A ubiquitin-based tagging system for controlled modulation of protein stability

Nat Biotechnol. 2000 Dec;18(12):1298-302. doi: 10.1038/82422.


Many biotechnology applications depend on the expression of exogenous proteins in a predictable and controllable manner. A key determinant of the intracellular concentration of a given protein is its stability or "half-life." We have developed a versatile and reliable system for producing short half-life forms of proteins expressed in mammalian cells. The system consists of a series of destabilization domains composed of varying numbers of a mutant form of ubiquitin (UbG76V) that cannot be cleaved by ubiquitin hydrolases. We show that increasing the number of UbG76V moieties within the destabilization domain results in a graded decrease in protein half-life and steady-state levels when fused to heterologous reporter proteins as well as cellular proteins. Cells expressing a destabilized beta-lactamase reporter act as a robust, high-throughput screening (HTS)-compatible assay for proteasome activity within cells.

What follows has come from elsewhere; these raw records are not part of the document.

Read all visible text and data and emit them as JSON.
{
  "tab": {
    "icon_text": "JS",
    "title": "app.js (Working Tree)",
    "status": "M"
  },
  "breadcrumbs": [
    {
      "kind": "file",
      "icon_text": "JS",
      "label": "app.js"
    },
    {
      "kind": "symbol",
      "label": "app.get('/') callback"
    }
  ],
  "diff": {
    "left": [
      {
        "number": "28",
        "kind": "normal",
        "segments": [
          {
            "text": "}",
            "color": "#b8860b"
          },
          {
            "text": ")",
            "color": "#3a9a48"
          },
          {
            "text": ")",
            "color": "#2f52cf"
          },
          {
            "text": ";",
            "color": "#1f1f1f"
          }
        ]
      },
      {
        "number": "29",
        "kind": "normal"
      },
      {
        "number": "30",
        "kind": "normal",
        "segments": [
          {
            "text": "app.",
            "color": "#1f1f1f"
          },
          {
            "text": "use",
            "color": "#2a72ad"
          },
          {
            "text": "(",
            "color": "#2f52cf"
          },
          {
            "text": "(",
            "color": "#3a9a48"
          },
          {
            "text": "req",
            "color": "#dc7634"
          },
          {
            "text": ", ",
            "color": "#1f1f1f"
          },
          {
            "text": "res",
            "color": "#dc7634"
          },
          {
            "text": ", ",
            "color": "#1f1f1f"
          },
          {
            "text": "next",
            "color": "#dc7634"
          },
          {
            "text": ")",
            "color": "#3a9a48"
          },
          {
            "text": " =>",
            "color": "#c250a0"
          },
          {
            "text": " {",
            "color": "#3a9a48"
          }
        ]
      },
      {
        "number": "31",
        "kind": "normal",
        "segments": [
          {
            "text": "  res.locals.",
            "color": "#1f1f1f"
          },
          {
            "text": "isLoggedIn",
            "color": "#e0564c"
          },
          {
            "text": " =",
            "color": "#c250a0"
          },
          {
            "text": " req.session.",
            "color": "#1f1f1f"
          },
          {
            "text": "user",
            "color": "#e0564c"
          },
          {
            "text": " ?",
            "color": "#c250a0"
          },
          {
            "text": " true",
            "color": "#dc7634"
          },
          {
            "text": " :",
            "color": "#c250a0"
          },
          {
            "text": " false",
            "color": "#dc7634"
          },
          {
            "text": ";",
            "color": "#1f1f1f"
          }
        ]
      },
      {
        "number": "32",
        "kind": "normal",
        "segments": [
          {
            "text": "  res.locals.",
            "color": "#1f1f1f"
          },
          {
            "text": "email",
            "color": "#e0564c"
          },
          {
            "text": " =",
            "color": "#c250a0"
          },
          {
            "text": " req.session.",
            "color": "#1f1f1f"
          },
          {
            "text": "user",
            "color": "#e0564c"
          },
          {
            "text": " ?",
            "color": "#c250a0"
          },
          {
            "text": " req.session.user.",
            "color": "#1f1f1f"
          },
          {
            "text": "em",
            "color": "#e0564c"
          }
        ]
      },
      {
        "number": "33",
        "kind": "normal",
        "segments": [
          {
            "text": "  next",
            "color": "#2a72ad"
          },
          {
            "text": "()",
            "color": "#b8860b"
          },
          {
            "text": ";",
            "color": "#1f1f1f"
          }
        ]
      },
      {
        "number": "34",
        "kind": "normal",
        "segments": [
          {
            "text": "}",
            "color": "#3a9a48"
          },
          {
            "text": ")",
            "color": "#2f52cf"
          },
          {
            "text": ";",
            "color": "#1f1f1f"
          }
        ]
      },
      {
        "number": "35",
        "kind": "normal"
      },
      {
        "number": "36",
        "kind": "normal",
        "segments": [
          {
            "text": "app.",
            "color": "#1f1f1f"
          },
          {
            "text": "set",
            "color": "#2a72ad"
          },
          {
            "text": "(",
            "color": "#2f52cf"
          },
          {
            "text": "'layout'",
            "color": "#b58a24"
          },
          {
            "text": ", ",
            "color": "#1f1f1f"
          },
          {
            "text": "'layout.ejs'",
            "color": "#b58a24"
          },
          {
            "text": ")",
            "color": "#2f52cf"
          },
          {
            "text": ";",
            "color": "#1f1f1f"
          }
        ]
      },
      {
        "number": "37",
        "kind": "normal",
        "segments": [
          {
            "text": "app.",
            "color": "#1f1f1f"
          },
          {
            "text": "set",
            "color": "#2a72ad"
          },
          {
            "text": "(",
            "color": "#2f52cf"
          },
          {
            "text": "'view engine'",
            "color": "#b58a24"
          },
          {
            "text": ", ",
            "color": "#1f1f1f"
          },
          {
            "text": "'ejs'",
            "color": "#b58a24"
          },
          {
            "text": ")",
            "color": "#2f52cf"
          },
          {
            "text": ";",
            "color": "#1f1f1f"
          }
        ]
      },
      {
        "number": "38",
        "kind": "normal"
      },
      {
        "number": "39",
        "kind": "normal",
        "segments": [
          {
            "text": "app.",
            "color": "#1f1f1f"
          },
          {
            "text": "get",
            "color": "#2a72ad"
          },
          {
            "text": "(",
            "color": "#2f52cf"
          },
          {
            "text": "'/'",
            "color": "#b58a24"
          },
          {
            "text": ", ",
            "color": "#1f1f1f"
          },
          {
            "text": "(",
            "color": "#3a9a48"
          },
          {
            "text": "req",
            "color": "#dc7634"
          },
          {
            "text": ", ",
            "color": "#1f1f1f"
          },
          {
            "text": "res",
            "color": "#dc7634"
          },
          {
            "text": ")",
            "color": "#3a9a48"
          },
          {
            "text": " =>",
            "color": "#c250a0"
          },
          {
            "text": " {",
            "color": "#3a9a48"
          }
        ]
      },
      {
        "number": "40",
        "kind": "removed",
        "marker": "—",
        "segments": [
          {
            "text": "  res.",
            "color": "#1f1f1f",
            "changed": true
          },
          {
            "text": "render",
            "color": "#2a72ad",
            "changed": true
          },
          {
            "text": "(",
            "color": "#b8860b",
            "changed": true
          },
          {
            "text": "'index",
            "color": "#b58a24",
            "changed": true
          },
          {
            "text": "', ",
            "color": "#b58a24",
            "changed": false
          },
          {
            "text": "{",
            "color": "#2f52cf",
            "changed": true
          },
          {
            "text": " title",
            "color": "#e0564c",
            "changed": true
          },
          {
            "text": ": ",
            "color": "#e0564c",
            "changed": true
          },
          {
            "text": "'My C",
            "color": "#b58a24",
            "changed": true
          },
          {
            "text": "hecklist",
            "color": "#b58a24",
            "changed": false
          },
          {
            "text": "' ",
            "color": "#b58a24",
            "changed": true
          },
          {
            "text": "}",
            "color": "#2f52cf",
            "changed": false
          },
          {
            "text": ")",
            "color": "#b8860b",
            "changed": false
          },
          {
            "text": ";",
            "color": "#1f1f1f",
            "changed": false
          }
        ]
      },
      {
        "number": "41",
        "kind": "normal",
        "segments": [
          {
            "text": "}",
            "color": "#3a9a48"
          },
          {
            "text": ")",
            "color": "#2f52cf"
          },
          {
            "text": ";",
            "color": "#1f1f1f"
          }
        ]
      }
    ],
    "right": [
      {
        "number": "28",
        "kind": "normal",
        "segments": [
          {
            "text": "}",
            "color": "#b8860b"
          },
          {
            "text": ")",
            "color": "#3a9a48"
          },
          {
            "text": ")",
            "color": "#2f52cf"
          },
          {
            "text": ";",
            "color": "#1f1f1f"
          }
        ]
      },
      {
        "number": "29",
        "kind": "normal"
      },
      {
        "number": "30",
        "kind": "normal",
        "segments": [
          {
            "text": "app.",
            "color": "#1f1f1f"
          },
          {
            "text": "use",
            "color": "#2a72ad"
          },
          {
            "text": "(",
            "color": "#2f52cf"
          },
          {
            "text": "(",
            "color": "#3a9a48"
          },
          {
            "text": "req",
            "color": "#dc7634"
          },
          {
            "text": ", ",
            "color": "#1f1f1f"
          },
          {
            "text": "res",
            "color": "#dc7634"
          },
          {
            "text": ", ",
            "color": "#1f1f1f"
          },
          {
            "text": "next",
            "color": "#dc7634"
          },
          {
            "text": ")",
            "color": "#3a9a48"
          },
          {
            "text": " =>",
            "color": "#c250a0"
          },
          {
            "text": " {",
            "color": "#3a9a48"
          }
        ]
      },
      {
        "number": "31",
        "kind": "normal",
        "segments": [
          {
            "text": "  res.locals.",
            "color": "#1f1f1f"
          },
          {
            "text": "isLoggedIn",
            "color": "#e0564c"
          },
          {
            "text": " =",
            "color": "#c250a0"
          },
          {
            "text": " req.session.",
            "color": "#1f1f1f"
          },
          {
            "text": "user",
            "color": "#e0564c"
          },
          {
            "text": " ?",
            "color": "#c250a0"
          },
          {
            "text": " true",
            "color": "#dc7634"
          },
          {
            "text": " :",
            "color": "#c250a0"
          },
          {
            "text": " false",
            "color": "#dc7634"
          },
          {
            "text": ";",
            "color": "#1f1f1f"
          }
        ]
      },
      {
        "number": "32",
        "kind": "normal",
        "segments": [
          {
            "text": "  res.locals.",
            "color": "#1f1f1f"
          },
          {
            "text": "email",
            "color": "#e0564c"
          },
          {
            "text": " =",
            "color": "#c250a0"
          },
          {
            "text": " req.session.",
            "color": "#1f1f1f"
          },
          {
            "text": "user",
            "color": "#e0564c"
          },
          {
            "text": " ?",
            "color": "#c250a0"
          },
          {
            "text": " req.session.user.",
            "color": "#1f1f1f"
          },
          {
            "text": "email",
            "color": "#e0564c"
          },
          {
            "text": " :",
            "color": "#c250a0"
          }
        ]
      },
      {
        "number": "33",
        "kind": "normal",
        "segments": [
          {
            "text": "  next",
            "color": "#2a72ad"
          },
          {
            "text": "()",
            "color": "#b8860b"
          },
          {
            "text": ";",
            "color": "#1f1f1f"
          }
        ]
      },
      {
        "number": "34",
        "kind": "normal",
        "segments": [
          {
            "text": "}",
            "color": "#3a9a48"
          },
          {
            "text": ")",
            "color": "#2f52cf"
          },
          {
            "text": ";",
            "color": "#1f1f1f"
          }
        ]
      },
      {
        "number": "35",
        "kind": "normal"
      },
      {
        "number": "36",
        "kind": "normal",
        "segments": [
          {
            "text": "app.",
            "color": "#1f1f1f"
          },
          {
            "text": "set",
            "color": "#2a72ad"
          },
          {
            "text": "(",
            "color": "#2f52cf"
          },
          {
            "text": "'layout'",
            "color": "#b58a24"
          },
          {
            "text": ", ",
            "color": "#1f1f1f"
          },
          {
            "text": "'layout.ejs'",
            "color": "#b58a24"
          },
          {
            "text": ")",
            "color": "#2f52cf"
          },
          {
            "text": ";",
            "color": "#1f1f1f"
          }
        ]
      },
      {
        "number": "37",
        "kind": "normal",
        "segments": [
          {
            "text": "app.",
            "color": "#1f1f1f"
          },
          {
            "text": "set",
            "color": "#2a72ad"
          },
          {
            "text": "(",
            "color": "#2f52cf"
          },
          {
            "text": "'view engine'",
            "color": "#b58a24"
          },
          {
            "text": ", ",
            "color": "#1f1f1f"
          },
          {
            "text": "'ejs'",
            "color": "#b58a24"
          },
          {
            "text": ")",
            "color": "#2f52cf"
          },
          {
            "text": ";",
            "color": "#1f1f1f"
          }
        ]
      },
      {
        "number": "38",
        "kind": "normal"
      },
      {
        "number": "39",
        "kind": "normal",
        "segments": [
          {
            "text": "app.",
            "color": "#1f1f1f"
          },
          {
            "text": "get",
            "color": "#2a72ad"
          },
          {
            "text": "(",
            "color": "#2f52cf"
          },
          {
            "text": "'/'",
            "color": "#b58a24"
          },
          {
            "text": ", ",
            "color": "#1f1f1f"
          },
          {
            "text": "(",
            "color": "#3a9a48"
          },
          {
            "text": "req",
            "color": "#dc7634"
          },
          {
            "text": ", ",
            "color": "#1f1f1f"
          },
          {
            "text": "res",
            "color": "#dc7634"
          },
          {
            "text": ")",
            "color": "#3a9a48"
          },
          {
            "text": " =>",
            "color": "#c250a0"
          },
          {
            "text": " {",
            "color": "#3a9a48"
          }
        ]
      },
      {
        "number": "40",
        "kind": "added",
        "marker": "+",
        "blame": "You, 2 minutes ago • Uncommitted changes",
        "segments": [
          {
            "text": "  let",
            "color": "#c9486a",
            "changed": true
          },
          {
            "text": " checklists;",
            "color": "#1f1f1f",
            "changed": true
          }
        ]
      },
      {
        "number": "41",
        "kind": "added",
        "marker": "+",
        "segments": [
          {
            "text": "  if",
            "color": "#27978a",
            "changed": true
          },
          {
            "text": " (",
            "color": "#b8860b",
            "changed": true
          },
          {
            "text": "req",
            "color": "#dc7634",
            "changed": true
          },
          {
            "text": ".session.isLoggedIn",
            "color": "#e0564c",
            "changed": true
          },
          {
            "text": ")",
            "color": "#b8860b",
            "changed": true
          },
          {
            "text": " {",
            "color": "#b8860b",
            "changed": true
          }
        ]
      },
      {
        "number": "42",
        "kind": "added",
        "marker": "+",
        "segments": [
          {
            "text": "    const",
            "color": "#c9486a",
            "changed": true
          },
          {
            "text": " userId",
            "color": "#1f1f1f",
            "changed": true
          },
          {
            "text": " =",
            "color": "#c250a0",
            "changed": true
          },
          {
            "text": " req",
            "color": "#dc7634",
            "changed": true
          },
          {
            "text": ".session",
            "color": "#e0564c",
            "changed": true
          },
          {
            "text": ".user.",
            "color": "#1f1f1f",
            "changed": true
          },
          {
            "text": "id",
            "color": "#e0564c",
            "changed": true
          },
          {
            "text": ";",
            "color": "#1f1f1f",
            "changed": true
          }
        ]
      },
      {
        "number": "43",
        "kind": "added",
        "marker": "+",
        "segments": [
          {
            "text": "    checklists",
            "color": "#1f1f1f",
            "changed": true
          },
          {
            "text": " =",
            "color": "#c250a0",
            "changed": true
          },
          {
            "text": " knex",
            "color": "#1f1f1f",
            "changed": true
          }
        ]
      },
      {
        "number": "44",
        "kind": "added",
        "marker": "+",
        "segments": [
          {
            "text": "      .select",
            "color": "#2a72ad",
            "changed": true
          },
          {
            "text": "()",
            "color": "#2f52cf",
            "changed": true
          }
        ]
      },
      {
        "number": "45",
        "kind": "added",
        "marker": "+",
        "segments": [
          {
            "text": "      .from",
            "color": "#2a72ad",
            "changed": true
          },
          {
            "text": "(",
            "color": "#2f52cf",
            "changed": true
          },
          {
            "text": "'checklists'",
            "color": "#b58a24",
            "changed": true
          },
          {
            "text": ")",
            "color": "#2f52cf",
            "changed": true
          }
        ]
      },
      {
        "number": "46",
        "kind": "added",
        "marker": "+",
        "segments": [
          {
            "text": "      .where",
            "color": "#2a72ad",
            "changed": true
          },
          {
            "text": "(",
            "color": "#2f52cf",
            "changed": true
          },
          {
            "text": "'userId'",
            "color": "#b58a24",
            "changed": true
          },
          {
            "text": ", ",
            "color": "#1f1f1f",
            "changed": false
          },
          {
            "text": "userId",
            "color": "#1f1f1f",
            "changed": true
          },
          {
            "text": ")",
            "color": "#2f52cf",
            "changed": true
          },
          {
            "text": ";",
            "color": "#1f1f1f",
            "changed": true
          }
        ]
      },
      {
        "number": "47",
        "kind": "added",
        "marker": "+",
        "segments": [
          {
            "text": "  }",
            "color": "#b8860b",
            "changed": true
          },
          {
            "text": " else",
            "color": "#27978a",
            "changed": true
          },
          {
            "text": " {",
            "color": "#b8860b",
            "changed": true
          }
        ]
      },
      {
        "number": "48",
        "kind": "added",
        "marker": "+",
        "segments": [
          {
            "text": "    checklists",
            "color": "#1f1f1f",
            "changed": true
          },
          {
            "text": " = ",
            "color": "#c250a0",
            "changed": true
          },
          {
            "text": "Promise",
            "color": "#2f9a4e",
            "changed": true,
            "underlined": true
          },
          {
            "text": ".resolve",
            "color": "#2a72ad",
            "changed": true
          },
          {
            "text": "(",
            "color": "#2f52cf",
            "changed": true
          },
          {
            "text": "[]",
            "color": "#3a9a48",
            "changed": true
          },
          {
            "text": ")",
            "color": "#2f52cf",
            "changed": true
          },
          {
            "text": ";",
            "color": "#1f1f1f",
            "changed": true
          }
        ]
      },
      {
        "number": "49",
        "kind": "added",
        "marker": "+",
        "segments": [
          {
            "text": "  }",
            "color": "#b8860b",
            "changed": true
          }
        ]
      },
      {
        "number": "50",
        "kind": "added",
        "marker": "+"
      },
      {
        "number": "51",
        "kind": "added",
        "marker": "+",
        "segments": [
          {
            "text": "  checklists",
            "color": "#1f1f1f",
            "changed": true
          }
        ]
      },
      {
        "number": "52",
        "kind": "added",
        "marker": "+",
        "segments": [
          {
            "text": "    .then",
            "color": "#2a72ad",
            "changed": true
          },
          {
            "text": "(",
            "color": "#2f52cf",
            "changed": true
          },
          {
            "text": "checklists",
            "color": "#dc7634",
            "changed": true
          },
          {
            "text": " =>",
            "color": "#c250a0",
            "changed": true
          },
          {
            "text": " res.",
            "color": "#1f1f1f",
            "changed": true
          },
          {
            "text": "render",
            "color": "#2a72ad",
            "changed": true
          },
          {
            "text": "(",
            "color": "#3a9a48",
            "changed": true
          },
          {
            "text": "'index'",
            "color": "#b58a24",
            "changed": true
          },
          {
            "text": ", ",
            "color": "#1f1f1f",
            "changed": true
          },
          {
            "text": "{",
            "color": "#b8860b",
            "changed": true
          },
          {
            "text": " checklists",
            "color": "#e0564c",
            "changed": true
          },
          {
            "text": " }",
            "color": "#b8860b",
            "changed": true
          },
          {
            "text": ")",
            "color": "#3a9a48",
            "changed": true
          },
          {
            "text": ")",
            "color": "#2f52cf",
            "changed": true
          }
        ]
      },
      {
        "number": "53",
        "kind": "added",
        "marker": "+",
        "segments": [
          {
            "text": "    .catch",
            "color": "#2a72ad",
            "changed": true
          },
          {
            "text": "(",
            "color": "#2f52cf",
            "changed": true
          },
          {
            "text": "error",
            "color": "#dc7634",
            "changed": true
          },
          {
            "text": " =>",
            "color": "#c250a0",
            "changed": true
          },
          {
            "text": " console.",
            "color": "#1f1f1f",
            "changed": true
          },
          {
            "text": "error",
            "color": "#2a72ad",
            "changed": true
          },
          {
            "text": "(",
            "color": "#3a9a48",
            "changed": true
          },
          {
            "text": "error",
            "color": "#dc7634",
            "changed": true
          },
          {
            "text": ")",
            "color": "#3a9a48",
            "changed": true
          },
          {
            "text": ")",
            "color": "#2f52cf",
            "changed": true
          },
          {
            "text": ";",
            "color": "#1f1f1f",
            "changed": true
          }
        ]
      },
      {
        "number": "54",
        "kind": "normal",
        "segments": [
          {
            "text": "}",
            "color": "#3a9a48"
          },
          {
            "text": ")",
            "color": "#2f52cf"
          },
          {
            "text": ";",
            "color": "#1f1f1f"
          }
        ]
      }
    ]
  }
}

Publication types

  • Evaluation Study

MeSH terms

  • Biopolymers / genetics
  • Biopolymers / metabolism
  • Cysteine Endopeptidases / metabolism*
  • Enzyme Stability
  • Genes, Reporter
  • Half-Life
  • Humans
  • Jurkat Cells
  • Multienzyme Complexes / metabolism*
  • Plasmids / genetics
  • Polyubiquitin
  • Proteasome Endopeptidase Complex
  • Protein Conformation
  • Recombinant Fusion Proteins / genetics
  • Recombinant Fusion Proteins / metabolism
  • Signal Transduction
  • Ubiquitins / chemistry*
  • Ubiquitins / genetics
  • Ubiquitins / metabolism*
  • beta-Lactamases / genetics
  • beta-Lactamases / metabolism


  • Biopolymers
  • Multienzyme Complexes
  • Recombinant Fusion Proteins
  • Ubiquitins
  • Polyubiquitin
  • Cysteine Endopeptidases
  • Proteasome Endopeptidase Complex
  • beta-Lactamases